A Double Tree hotel in Richardson, Texas has been cited by the U.S. Department of Labor for violating federal wage and hour laws. After an investigation into the hotel, the Department of Labor determined that the hotel violated the Fair Labor Standards Act, with specific violations regarding minimum wage, overtime pay and financial bookkeeping.
In the aftermath of the worst economic crisis since the Great Depression, many employers have the upper hand in labor disputes with their employees and any unions they may be affiliated with. At the same time, it appears that both the number of unions and the membership of unions are on the decline. What does this all mean? When it comes time for collective bargaining, or if another sort of contract or labor dispute arises, employers are more than willing to lock out their employees and simply wait.

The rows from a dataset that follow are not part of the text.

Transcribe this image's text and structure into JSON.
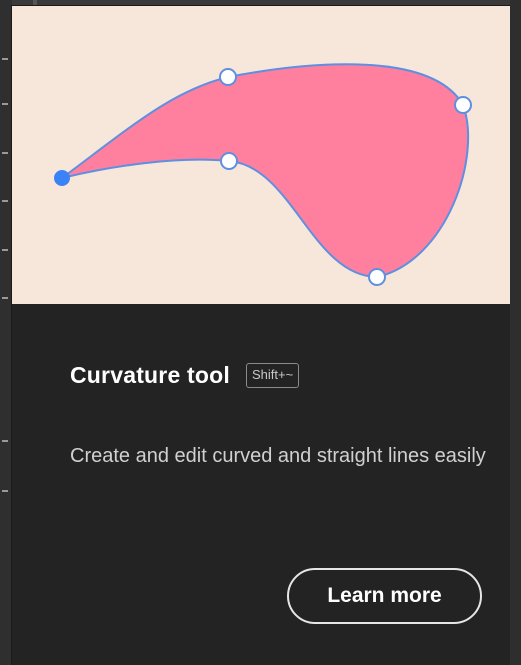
{
  "tooltip": {
    "title": "Curvature tool",
    "shortcut": "Shift+~",
    "description": "Create and edit curved and straight lines easily",
    "learn_more_label": "Learn more"
  },
  "illustration": {
    "background_color": "#f7e7da",
    "shape_fill": "#ff7f9f",
    "path_stroke": "#5f8fe0",
    "anchor_selected_color": "#3b82f6"
  }
}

Wage and hour disputes have increased almost every year since the beginning of the new millennium, according to the Administrative Office of the U.S. Courts. On March 31 -- the year-end date for the most recent statistical period -- there 7,064 federal wage and hour cases. That's nearly four times the amount of cases in 2000, when there were 1,854 such cases.
There are certain rights that you have as an employee that should not be infringed upon, and one of the most important of these is your right to fair and equitable wages. Your pay cannot be tampered with by your employee, nor can they utilize tactics to illegally short you when payday comes around.
Anyone in Houston who has ever waited tables knows it isn't easy work. Waiters and waitresses earn every dime they make.
It may be happening on the other side of Texas, but a violation of the Fair Labor Standards Act by a company in McAllen serves as a reminder to Houston residents that dishonest employers can, and should, be held accountable for any underhanded tactics. There are federal laws that protect you from retaliation should you report violations about your employer so that employees don't feel bullied in to staying quiet.
Paying the laborer his or her due is a baseline tenet of good business. Most employers live up to that rule as a matter of personal integrity. Others live up to it because it's required by law. There are some, and Texas has its share, who look to skirt the obligation. Holding them accountable sometimes requires the help of experienced wage and hour attorneys.